What struck me most at Hopkins was the academic depth of the students. Admissions say that they are “looking for very rigorous work” and I can understand why—it would be necessary in order to fit in and thrive at Hopkins. Johns Hopkins is the smallest research school in the nation but also the most highly funded…the result being: “there are more research opportunities than students” and “research is everywhere.” 75% of the undergraduate students participate in research. You don’t have to do research, but clearly most do. The most popular majors are: 1st Public Health; 2nd International Studies; and 3rd Biomedical engineering. The philosophy is an open curriculum and no core curriculum. You can begin taking classes in your area of interest first semester freshman year. Even better, Aha! It is very easy to transfer (except in biomedical engineering). The student speaker at our information session changed her major five times—from Chemistry to a Writing Program—but is also on a pre-med track...and is going to graduate on time. Double majors and minors across engineering and humanities are common (60%). A senior is doing neuroscience and museum majors. Archeology class has a multiple dual majors/minors. And, a dual degree, the Peabody Exchange Program, is offered between Peabody and the main campus. Once again, the exception to all of this flexibility is bio medical engineering. Through it all, students have a team of advisors: a general advisor, an advisor for every major and minor; study abroad advisors; club advisors; research advisors; professional school advisors (not majors but tracks); Career Service and Pre-professional advisors, which are still open to you after you graduate.

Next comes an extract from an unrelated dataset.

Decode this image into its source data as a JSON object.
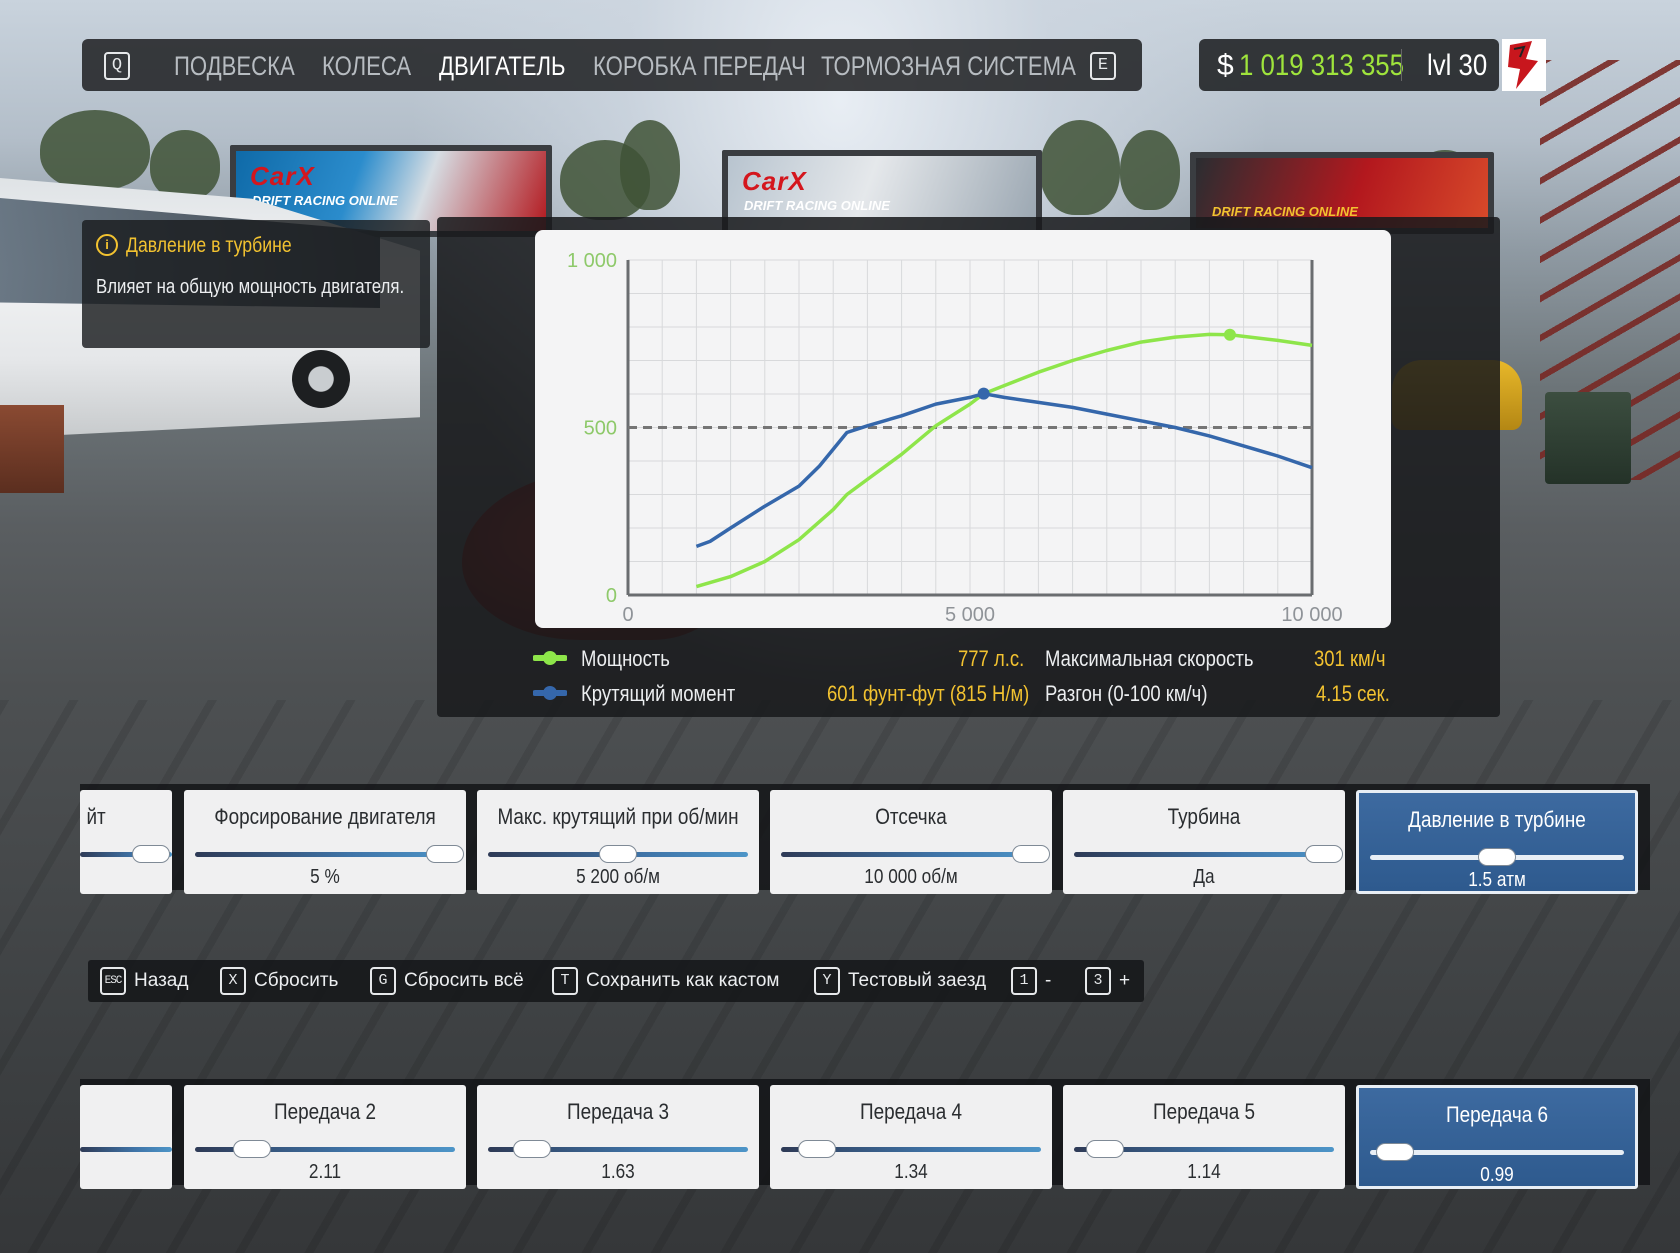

Internships and Study Abroad are both available, however Aha! Few (maybe 10%) study abroad and only about 5% of engineers (per our tour guide). Internships are a different matter, with 75% accepting internships in Baltimore, across the US, and/or internationally (frequently during intersession and facilitated by the Office of Study Abroad). The Center for Social Concern connects Hopkins’ students with Baltimore through a program that pays them $4,000 for a summer of non-profit work in the city.
From a quick read of the student newspaper (two sections, 12-pages each) looking for tips about campus life I learned that: there is a “Hopkins Bubble” keeping those on campus somewhat insulted from the less savory aspects of Baltimore; Hopkins is not a politically activist campus; and Aha! A 3-page Science & Technology section falls between Arts & Entertainment and Sports in Section B. The paper absolutely reflected the level and depth of thinking among students.
Consider Johns Hopkins if you are a serious thinker who wants to make things happen through research or combining of seemingly unrelated majors that you find personally fascinating.